Cooking for myself, I usually make 2 or 3 servings of things like noodles, pasta primavera, and soup, and freeze 'em up for use later when I don't want to "cook".I need to take the time to make good, low salt, vittles. My mother-in-law liked squirrel, but not rabbit. I'm pretty sure each of those were vittles. Then, she grew up deep in eastern Kentucky in a " haller " a few miles from the place where the coal miner's daughter grew up.
Guys this is going to be a new thread …. Like “cooking good food and stay out of the hospital” . I really like your cooking adventures !Cooking for myself, I usually make 2 or 3 servings of things like noodles, pasta primavera, and soup, and freeze 'em up for use later when I don't want to "cook".
Same with things like chicken and pork loins. With fish, cook 2, eat one, fridge one. And when I open a pack of buffalo I put 2/3 in a Tupperware, it'll keep a week in my fridge, I keep it at 36-38 verified with thermometer.
So cuts down the overall prep time, a little longer but fewer times per week. So for several meals a week I only have to use the microwave to reheat "leftovers" and steam fresh/frozen veggies.
Are you home already? Hope soSo while I have been in the hospital, my grandson mowed & trimmed the lawn, then my daughters cleaned out our refrigerator and food pantry, threw out or donated a lot of carby and salty stuff, and stocked the fridge and freezer with keto-friendly foods, i.e., meats, seafood, veggies, salad fixin's, eggs, etc.
It will be nice to come home to this seeing as I am the chef at our house. I don't do well with "meal plans" as such, but if I have all the ingredients on hand I can whip out some good vittles.
Go for itI just got one of these:
I haven't used it yet. For the past few days I've been educating myself on how to use it. Although it does water bath canning and pressure canning, I am interested in the pressure canning. I've never even cooked with a pressure cooker. We've heard the peas on the ceiling stories which have many of us quite wary of pressurized anything in the kitchen.
I have not really canned before. I have done water bath perhaps once or twice. Never pressure canned anything but I am about to wade into the territory. My hopes are to be able to save what we grow, and save it by not relying on freezers that can go out (been there, done that just a few months ago, and not interested in ever doing it again) or that are reliant on electrical power which is often absent for a few hours and, unfortunately, sometimes when we have a storm, for a few days.
According to my reading salt does not need to be added when canning, at least pressure canning. I don't recall regarding water bath canning. The amount per jar is not enough to act as any type of preservative so it is only for taste. I am thinking I may well can with no salt at all, and then just add to taste later. Just thought I'd throw that out there in case anyone on a low salt diet may be interested in putting some salt-free food in jars.

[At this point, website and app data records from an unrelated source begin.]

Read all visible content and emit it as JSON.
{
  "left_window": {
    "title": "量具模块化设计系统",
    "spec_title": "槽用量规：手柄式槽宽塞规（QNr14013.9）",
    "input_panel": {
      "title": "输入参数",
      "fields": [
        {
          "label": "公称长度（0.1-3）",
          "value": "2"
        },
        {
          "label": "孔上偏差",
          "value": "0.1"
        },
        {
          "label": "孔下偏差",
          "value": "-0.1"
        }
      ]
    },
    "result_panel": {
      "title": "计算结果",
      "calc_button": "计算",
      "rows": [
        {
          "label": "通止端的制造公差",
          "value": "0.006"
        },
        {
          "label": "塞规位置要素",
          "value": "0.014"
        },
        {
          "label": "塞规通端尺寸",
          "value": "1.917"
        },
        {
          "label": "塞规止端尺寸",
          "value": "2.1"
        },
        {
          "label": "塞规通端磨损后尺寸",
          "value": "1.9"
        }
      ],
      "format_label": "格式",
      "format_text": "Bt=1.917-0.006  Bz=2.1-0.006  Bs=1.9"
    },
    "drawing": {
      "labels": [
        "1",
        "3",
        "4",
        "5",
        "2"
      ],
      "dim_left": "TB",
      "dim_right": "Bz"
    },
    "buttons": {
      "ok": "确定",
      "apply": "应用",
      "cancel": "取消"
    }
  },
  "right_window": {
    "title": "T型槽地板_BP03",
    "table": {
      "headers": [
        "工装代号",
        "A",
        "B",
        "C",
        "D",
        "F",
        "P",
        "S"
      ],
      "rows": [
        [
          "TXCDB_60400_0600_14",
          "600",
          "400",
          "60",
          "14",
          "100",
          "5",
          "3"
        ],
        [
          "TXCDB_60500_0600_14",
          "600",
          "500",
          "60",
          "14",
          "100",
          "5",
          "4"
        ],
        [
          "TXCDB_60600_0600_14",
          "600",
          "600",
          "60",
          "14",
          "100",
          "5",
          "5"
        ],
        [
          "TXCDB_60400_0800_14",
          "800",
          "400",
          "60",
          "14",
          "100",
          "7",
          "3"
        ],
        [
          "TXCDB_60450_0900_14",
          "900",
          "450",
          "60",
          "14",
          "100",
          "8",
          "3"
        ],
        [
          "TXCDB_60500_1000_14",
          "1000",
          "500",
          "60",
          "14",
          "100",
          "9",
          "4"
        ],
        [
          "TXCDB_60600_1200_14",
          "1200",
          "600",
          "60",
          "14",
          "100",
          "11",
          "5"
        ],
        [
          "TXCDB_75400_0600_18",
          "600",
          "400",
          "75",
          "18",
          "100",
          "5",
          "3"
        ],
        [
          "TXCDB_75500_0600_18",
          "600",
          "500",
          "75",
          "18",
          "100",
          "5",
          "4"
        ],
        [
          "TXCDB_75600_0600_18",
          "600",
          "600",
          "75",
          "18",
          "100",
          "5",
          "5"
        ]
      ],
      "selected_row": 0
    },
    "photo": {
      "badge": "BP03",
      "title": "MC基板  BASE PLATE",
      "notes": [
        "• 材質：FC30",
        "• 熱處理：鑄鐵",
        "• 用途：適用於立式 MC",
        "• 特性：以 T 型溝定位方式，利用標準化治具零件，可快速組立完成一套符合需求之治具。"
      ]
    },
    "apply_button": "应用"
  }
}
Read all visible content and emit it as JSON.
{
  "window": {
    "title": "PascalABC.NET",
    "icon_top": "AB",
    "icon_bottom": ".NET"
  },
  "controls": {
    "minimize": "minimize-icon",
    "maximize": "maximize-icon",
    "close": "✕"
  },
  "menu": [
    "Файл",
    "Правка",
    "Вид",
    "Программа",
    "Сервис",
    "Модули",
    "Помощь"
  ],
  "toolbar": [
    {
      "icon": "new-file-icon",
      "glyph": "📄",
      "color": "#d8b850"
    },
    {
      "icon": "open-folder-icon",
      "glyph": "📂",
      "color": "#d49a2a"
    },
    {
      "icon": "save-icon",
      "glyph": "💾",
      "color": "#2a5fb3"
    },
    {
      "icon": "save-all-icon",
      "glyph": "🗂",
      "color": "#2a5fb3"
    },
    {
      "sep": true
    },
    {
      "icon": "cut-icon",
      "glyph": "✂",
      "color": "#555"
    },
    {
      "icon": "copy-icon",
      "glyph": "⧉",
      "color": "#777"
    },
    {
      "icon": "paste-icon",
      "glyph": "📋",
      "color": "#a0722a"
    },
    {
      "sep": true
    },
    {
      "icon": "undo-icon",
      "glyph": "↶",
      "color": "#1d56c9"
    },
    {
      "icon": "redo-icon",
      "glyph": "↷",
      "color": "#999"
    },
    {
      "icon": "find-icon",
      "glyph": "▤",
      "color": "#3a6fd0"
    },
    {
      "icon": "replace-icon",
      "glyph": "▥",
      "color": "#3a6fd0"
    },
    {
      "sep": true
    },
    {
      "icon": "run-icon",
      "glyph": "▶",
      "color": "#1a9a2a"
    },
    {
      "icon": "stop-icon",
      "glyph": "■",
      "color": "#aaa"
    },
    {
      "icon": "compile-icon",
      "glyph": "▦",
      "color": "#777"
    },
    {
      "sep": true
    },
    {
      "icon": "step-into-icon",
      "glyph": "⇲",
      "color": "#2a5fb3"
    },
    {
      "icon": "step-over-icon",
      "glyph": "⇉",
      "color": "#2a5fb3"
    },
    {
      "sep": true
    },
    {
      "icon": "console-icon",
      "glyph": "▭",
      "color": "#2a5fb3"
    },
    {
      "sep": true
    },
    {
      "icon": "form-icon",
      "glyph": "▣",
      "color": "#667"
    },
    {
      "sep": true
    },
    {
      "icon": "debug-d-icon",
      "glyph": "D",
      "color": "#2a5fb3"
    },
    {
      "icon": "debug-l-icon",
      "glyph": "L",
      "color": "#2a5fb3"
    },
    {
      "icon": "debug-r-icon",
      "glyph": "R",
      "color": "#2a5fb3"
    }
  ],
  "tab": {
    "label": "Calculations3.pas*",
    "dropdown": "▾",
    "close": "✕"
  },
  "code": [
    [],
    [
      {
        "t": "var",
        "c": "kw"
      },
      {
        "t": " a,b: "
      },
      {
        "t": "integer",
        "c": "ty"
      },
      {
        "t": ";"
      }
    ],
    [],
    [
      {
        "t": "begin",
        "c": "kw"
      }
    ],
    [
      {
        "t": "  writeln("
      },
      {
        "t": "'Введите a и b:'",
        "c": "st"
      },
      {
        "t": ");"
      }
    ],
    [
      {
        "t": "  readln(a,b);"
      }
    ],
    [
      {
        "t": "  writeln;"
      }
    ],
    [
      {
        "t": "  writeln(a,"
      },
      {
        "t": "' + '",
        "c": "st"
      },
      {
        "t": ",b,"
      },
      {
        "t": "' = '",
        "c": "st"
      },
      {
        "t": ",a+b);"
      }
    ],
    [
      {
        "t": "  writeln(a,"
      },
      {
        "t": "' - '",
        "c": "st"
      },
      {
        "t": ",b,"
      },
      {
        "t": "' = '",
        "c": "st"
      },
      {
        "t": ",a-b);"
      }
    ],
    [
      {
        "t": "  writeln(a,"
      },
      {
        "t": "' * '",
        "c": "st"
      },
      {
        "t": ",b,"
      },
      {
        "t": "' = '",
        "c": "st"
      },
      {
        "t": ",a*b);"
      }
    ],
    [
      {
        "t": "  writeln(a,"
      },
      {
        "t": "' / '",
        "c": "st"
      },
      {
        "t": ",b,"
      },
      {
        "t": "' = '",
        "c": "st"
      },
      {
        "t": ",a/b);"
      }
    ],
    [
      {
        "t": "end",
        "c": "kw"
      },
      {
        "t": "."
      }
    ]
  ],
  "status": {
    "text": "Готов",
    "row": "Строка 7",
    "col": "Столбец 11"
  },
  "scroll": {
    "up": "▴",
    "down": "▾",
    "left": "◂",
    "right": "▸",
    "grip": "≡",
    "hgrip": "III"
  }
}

I just nabbed some jars from W-Mart (they are hard to find, especially pint size) and hope to run the canner for the first time this weekend. We have Silver Queen sweet corn by the bushels coming ready in the field and I expect to be very busy. I'll report back how it went, but I anticipate no problems, just put the food in, program the pressure canner, and let it take care of the rest. No danger of corn on the ceiling!
Just going for the low fruit on the humor tree, sir.Well my daughter is an RN, and she has been on the Keto plan for a couple years. My sister has lost 100 lb. on the Keto plan in two years. That qualifies them to be my coach. My wife is an RN too; and she's going to help me eat all this stuff!
It occurred to me that this way, at least 2 of 'em could hold ya down while the 3rd spoons the paleo-keto-low sodium friendly stewed tree bark into ya.Yeah, I get it Al. Nothing like having a bunch of women in charge...